If you have already drawn k lines and colored the map with just 2 colors, what happens when you add the (k+1)-st line?
On each side of the new line everything is still properly colored with just 2 colors, but along the new line everything is wrong. Whenever the new line pass through a region, it splits it into 2 regions which now have the same color on both sides of this new edge.
However, if you flip the color of ALL the regions on ONE side of the new line, then everything is still properly colored on each side of the new line, but now everything is also properly colored across the new line!
If you continue in this manner: adding new lines and flipping all colors on one side of the new line, you will be able to color a map made with any number of lines with just 2 colors.
Notice that there was no mention of the word "induction" anywhere in this proof, no definition of an abstract statement P(n) with an initiallization step P(1) and an induction step P(k) ⇒ P(k+1). At this age, the students do not need that level of abstraction. However, at the end you can and should tell them that this type of proof (doing it in steps) is called "Proof by Induction".
And here are the answers to the final two questions:

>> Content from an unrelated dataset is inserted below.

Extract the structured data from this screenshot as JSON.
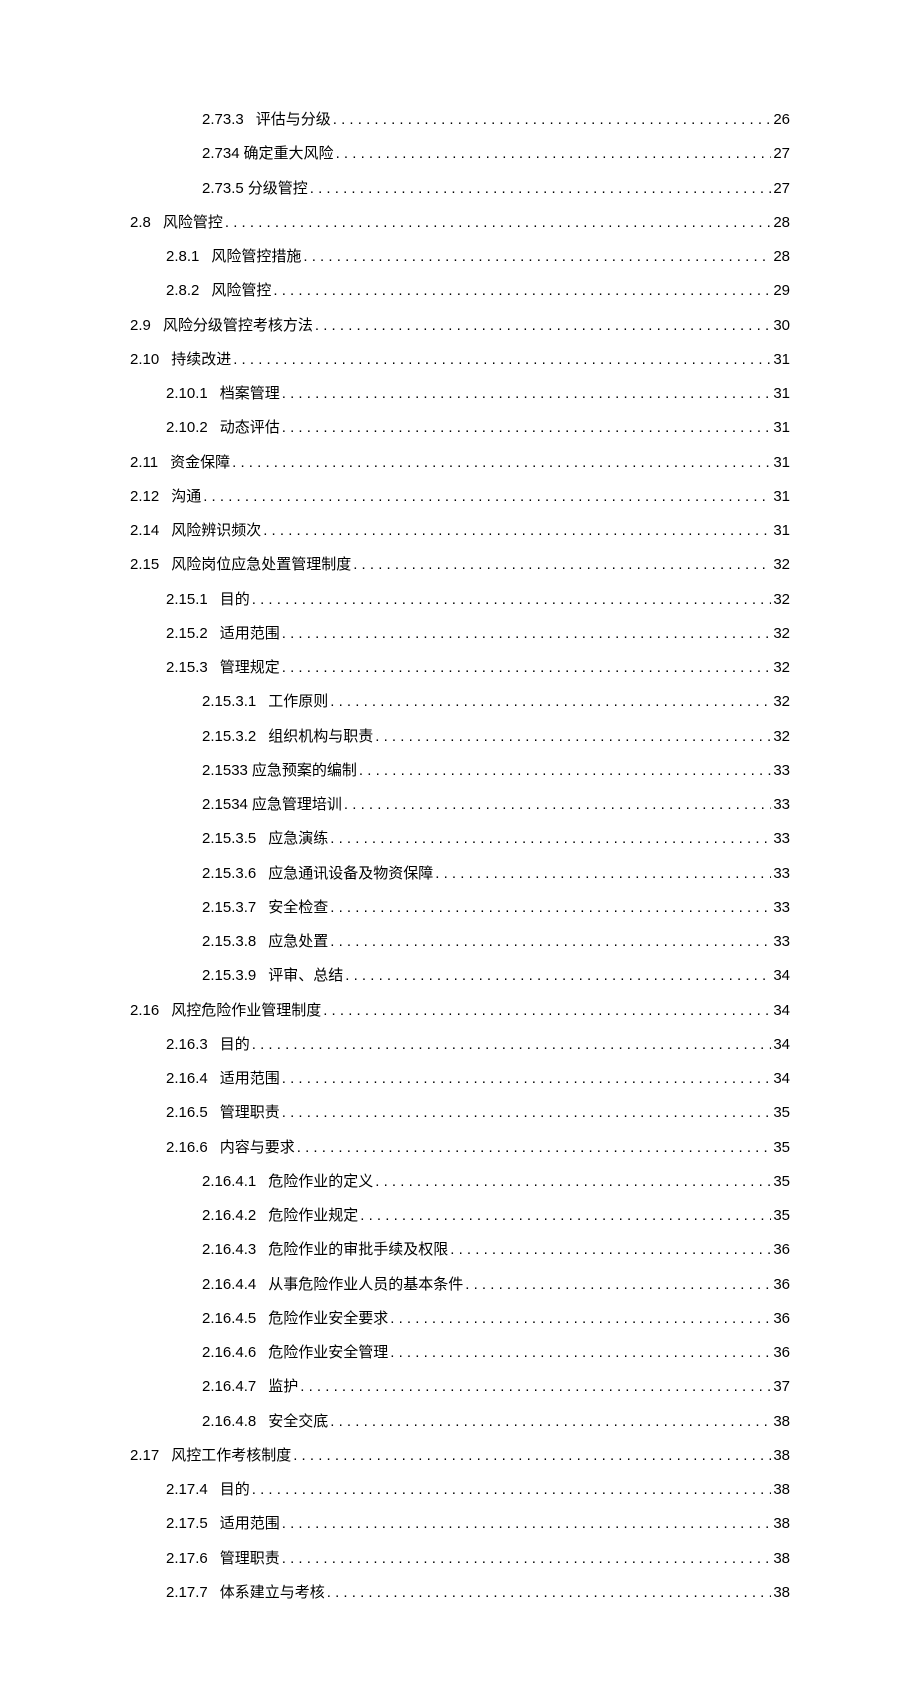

Map Requiring 3 Colors
Map with Curves
Why can't every map be colored with just 2 colors?
Because we require every line to be drawn all the way across the page. If we allowed a line to stop in the middle of the paper with its end on some other line, then you would need 3 colors to color the regions surrounding that endpoint.
Do the lines need to be straight?
No, as long as the wiggly lines go all the way across the page, it still splits the page into two parts and we can flip the colors of all regions on one side.
Notice that while looking at the US map the students prove that it cannot be colored by just 3 colors, but while looking at their own map they prove it can always be colored by 2 colors. One is a proof that something can never be done and the other is a proof that something can always be done.